Egg binding in a cockatiel
Some female cockatiels can be very “hormonal” and lay eggs even when there is no male bird around. This happened recently to a cockatiel who came to Olathe Animal Hospital on emergency because she was trying to lay an egg but she became egg-bound. This means she was unable to pass the egg. This particular bird has been a regular egg-layer (a few every month, according to the owenrs), but this is the first time she ran into trouble.
The owner knew something was wrong when she observed her bird sitting at the bottom of the cage and the feathers were moving up and down with every breath, and she didn’t seem quite right.
When I examined her, I could feel a large swelling (the egg) in her abdomen. With the owner’s permission, I anesthetized the cockatiel with isoflurane gas and was able to gently massage the egg out of her. The egg was intact with a soft shell. Massaging the egg out in an awake bird can be very dangerous, as there is more muscle tone (resistance) and you can rupture the egg. By anesthetizing her, she relaxed completely and made this procedure relatively easy. I gave her an injection of dexamethasone Na-P to help with inflammation of her reproductive tract, and sent her home on antibiotics (compounded Baytril).
To help prevent excessive egg laying, I recommend or offer the following options:
- Make sure the bird receives 12 hours of total dark and quiet at bedtime. This may mean putting her in a small “bedtime” cage in a different room, away from the TV and family conversation.
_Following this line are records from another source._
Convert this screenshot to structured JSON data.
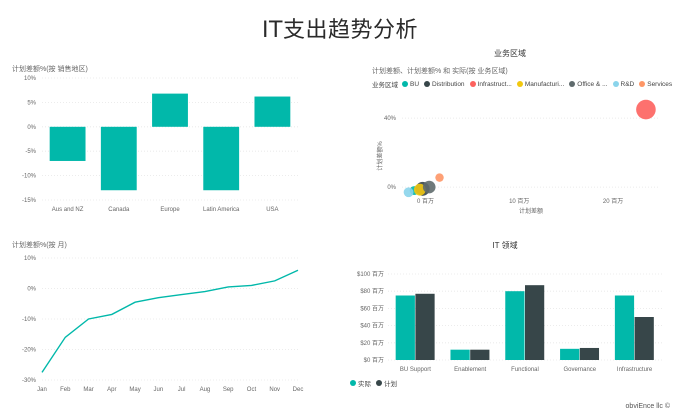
{
  "page": {
    "title": "IT支出趋势分析",
    "footer": "obviEnce llc ©"
  },
  "colors": {
    "teal": "#01b8aa",
    "dark": "#374649",
    "red": "#fd625e",
    "yellow": "#f2c80f",
    "gray": "#5f6b6d",
    "lightblue": "#8ad4eb",
    "orange": "#fe9666"
  },
  "chart_data": [
    {
      "id": "region",
      "type": "bar",
      "title": "计划差额%(按 销售地区)",
      "categories": [
        "Aus and NZ",
        "Canada",
        "Europe",
        "Latin America",
        "USA"
      ],
      "values": [
        -7,
        -13,
        6.8,
        -13,
        6.2
      ],
      "ylim": [
        -15,
        10
      ],
      "yticks": [
        10,
        5,
        0,
        -5,
        -10,
        -15
      ],
      "ytick_labels": [
        "10%",
        "5%",
        "0%",
        "-5%",
        "-10%",
        "-15%"
      ],
      "color": "#01b8aa"
    },
    {
      "id": "scatter",
      "type": "scatter",
      "title": "业务区域",
      "subtitle": "计划差额、计划差额% 和 实际(按 业务区域)",
      "legend_title": "业务区域",
      "xlabel": "计划差额",
      "ylabel": "计划差额%",
      "xlim": [
        -2.5,
        25
      ],
      "ylim": [
        -4,
        54
      ],
      "xticks": [
        0,
        10,
        20
      ],
      "xtick_labels": [
        "0 百万",
        "10 百万",
        "20 百万"
      ],
      "yticks": [
        0,
        40
      ],
      "ytick_labels": [
        "0%",
        "40%"
      ],
      "series": [
        {
          "name": "BU",
          "color": "#01b8aa",
          "x": -1.2,
          "y": -2,
          "size": 0.32
        },
        {
          "name": "Distribution",
          "color": "#374649",
          "x": -0.3,
          "y": -1,
          "size": 0.5
        },
        {
          "name": "Infrastruct...",
          "color": "#fd625e",
          "x": 23.5,
          "y": 45,
          "size": 0.7
        },
        {
          "name": "Manufacturi...",
          "color": "#f2c80f",
          "x": -0.6,
          "y": -1.5,
          "size": 0.42
        },
        {
          "name": "Office & ...",
          "color": "#5f6b6d",
          "x": 0.4,
          "y": 0,
          "size": 0.45
        },
        {
          "name": "R&D",
          "color": "#8ad4eb",
          "x": -1.8,
          "y": -3,
          "size": 0.35
        },
        {
          "name": "Services",
          "color": "#fe9666",
          "x": 1.5,
          "y": 5.5,
          "size": 0.3
        }
      ]
    },
    {
      "id": "monthly",
      "type": "line",
      "title": "计划差额%(按 月)",
      "categories": [
        "Jan",
        "Feb",
        "Mar",
        "Apr",
        "May",
        "Jun",
        "Jul",
        "Aug",
        "Sep",
        "Oct",
        "Nov",
        "Dec"
      ],
      "values": [
        -27.5,
        -16,
        -10,
        -8.5,
        -4.5,
        -3,
        -2,
        -1,
        0.5,
        1,
        2.5,
        6
      ],
      "ylim": [
        -30,
        10
      ],
      "yticks": [
        10,
        0,
        -10,
        -20,
        -30
      ],
      "ytick_labels": [
        "10%",
        "0%",
        "-10%",
        "-20%",
        "-30%"
      ],
      "color": "#01b8aa"
    },
    {
      "id": "itdomain",
      "type": "bar",
      "title": "IT 领域",
      "categories": [
        "BU Support",
        "Enablement",
        "Functional",
        "Governance",
        "Infrastructure"
      ],
      "series": [
        {
          "name": "实际",
          "color": "#01b8aa",
          "values": [
            75,
            12,
            80,
            13,
            75
          ]
        },
        {
          "name": "计划",
          "color": "#374649",
          "values": [
            77,
            12,
            87,
            14,
            50
          ]
        }
      ],
      "ylim": [
        0,
        100
      ],
      "yticks": [
        100,
        80,
        60,
        40,
        20,
        0
      ],
      "ytick_labels": [
        "$100 百万",
        "$80 百万",
        "$60 百万",
        "$40 百万",
        "$20 百万",
        "$0 百万"
      ]
    }
  ]
}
- Limit handling and petting. Petting the bird on the back or under the wings stimulates her ovaries and puts her into mating mode. You can still have her out with you, but try to minimize petting and cuddling.
- Start hormone therapy with Lupron injections. The above measures alone may be enough to shut down a female bird’s need to reproduce. But some birds–and you know the ones I’m talking about–seem to always be ready to breed and lay eggs! These birds may benefit from Lupron injections, a hormone that can help quiet down over-active ovaries. Call Olathe Animal Hospital and speak to one of our avian veterinarians to learn more about this option and whether it’s right for your bird.